The New York Times has a fascinating article on suicide. It's almost a philosophical write-up of the topic. Appropriately enough, it starts out with a quote from Albert Camus: "There is but one truly serious philosophical problem, and that is suicide.” I love this line that ends the last paragraph:
"Our contradictory reactions to the act speak to the conflicted hold it has on our imaginations: revulsion mixed with fascination, scorn leavened with pity. It is a cardinal sin — but change the packaging a little, and suicide assumes the guise of heroism or high passion, the stuff of literature and art."

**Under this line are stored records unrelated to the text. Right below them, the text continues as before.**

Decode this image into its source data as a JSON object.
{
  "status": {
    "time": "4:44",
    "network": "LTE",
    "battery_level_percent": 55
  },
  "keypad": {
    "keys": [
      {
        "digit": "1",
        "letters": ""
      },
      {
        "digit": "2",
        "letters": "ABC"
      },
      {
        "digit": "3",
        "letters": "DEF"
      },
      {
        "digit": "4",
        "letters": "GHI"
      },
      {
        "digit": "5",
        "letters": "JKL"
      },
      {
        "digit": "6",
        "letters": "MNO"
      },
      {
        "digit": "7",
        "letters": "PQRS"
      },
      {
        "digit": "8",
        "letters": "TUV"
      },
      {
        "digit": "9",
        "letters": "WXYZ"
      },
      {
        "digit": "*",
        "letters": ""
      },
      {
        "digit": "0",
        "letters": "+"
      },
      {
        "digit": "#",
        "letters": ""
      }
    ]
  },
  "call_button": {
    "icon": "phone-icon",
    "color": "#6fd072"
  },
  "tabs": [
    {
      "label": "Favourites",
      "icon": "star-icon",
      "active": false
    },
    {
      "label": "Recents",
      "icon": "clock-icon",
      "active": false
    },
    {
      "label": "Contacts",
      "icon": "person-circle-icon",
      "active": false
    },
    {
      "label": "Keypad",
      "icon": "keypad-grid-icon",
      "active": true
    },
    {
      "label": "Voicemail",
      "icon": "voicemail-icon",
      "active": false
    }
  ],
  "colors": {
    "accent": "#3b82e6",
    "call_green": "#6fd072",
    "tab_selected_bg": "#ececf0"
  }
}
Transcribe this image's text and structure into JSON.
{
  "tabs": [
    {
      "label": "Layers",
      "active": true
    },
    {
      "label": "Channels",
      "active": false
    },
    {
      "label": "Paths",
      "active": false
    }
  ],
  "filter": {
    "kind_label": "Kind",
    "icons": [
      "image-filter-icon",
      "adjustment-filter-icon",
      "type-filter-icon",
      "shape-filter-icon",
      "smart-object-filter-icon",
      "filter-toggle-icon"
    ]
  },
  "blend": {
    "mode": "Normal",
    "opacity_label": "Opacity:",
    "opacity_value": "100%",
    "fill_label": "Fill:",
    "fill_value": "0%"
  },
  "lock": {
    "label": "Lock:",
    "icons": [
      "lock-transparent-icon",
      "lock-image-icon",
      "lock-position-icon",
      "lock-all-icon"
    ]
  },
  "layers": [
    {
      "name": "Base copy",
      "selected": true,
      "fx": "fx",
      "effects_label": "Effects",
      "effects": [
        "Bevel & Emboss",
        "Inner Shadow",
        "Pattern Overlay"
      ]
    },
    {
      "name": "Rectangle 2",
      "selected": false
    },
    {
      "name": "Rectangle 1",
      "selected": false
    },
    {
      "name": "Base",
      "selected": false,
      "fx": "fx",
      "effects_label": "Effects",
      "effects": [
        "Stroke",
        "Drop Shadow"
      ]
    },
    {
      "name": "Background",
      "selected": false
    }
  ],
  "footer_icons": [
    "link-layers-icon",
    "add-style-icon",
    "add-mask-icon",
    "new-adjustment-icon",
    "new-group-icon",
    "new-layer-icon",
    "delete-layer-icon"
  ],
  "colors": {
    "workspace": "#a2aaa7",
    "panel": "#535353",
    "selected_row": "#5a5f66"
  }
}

Primarily, the piece focuses on the sometimes impulsive nature of suicide and how, if easier means of suicide are addressed and taken away, suicide numbers can be cut down. For example, if access if restricted to bridges that people jump off of, the potential jumpers don't just find another way, most of them will actually not commit suicide at all—because it was a momentary desire that led them to want it to end it all, and without the easy means to do it, they found a way to get through the problem. Obviously, there are other types of mental illness that lead to suicide, but it's a fascinating side of suicide that I had never heard of before. Some people are led to it in the heat of passion. And as you can tell from the above quote, the article is very well written.
It's a long piece, but definitely worth the read.